My suggestions above actually go a bit further than what Drupal offers at the moment, I believe, but a system that works as close to the plugin/theme system as possible would be beneficial.

TimThumb, seriously?

Before you say it, yes, there is a better way to deal with TimThumb specifically. David Bisset put it best:

Thoughts?

Picture credit: The Colorful Library of an Interaction Designer by See-ming Lee

Could/should the WordPress Foundation do more?

Wordpress_logoGenuine question.

A couple of posts have caught my attention over the last week;

It got me thinking about the WordPress Foundation and whether it could do more to help promote WordPress. With 18.9% of the web powered by WordPress you might think there is no need! You might be right.

As John points out, efforts from the likes of the WordPress.com VIP team and the Big Media & Enterprise WordPress meetups are great, but with much of that coming from Automattic and WordPress agencies, is there a case for pooling that effort to better promote WordPress more widely, and with more independence?

Already the Foundation gives enabling support to WordCamps and it’s fantastic that we have so many. Here are some quick ideas off the top of my head of other promotional efforts the Foundation could* do;

  • WordPress sector champions who would work on promoting the use of WordPress in specific sectors, producing case studies, networking in those sectors, generating connections and leads for agencies and freelancers and so on. Target sectors might include;
    • Enterprise
    • Education
    • Government
    • Retail
    • Journalism
  • Core support staff who would help with organising IRC chats, trac tickets, helping new contributors get started, running/supporting contributor days. These could be either employed direct by the Foundation or seconded to it by agencies. (I have no idea if some of the work I’ve mentioned here is even required.)
  • Outreach people to help arrange things like Google Summer of Code and other as-yet-unspecified outreach projects aimed at getting folks engaged with WordPress.
  • A WordCamp team who would work with and support WordCamp organisers. Likely nothing/little needs to change on this point anyway.

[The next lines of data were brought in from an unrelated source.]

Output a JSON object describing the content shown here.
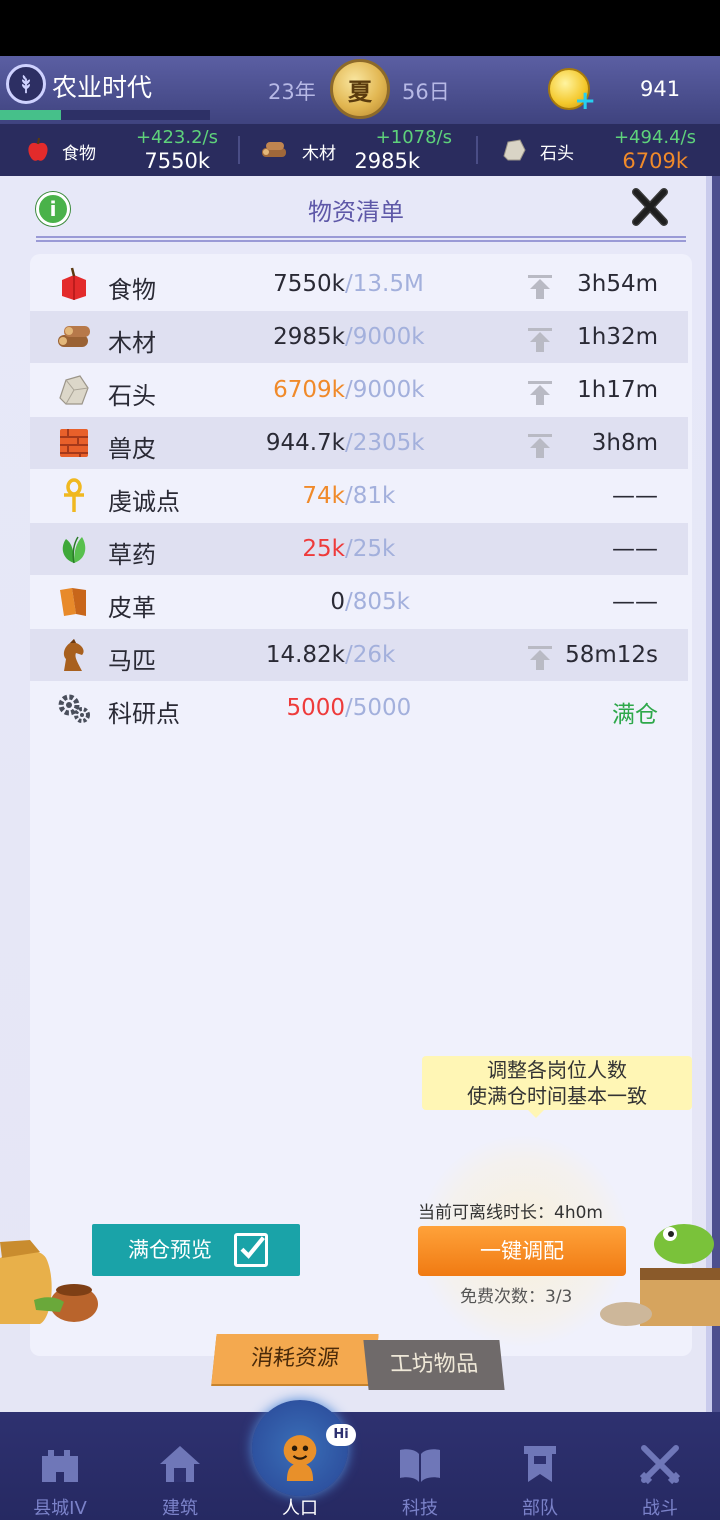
{
  "hud": {
    "era_title": "农业时代",
    "era_progress": 0.29,
    "year": "23年",
    "season": "夏",
    "day": "56日",
    "coins": "941"
  },
  "resource_bar": [
    {
      "icon": "apple-icon",
      "name": "食物",
      "rate": "+423.2/s",
      "amount": "7550k"
    },
    {
      "icon": "wood-icon",
      "name": "木材",
      "rate": "+1078/s",
      "amount": "2985k"
    },
    {
      "icon": "stone-icon",
      "name": "石头",
      "rate": "+494.4/s",
      "amount": "6709k"
    }
  ],
  "panel": {
    "title": "物资清单",
    "info": "i"
  },
  "rows": [
    {
      "icon": "apple-icon",
      "label": "食物",
      "current": "7550k",
      "capacity": "/13.5M",
      "time": "3h54m"
    },
    {
      "icon": "wood-icon",
      "label": "木材",
      "current": "2985k",
      "capacity": "/9000k",
      "time": "1h32m"
    },
    {
      "icon": "stone-icon",
      "label": "石头",
      "current": "6709k",
      "capacity": "/9000k",
      "time": "1h17m"
    },
    {
      "icon": "hide-icon",
      "label": "兽皮",
      "current": "944.7k",
      "capacity": "/2305k",
      "time": "3h8m"
    },
    {
      "icon": "ankh-icon",
      "label": "虔诚点",
      "current": "74k",
      "capacity": "/81k",
      "time": "——"
    },
    {
      "icon": "herb-icon",
      "label": "草药",
      "current": "25k",
      "capacity": "/25k",
      "time": "——"
    },
    {
      "icon": "leather-icon",
      "label": "皮革",
      "current": "0",
      "capacity": "/805k",
      "time": "——"
    },
    {
      "icon": "horse-icon",
      "label": "马匹",
      "current": "14.82k",
      "capacity": "/26k",
      "time": "58m12s"
    },
    {
      "icon": "gears-icon",
      "label": "科研点",
      "current": "5000",
      "capacity": "/5000",
      "time": "满仓"
    }
  ],
  "tooltip": {
    "line1": "调整各岗位人数",
    "line2": "使满仓时间基本一致"
  },
  "offline": "当前可离线时长：4h0m",
  "adjust_button": "一键调配",
  "free_count": "免费次数：3/3",
  "preview_button": "满仓预览",
  "tabs": {
    "active": "消耗资源",
    "inactive": "工坊物品"
  },
  "nav": [
    {
      "icon": "castle-icon",
      "label": "县城IV"
    },
    {
      "icon": "house-icon",
      "label": "建筑"
    },
    {
      "icon": "population-icon",
      "label": "人口",
      "badge": "Hi"
    },
    {
      "icon": "book-icon",
      "label": "科技"
    },
    {
      "icon": "banner-icon",
      "label": "部队"
    },
    {
      "icon": "swords-icon",
      "label": "战斗"
    }
  ],
  "colors": {
    "accent_orange": "#f08a2a",
    "warn_red": "#ee3b3b",
    "full_green": "#2ea84a",
    "capacity_blue": "#a3b0dc"
  }
}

Of course, all that would need funding, and I’m reminded here of the jQuery Foundation and it’s membership structure. Something similar for the WordPress Foundation may work, and help those involved in WordPress feel like not only are they contributing to WordPress the project, but also the WordPress ecosystem.

What do you think; does that sound like a good idea, is is necessary, is it a terrible idea, is it okay but could be done differently? Shout below!

 

* Not could as in could do now, but could do at some point, if the resource was available.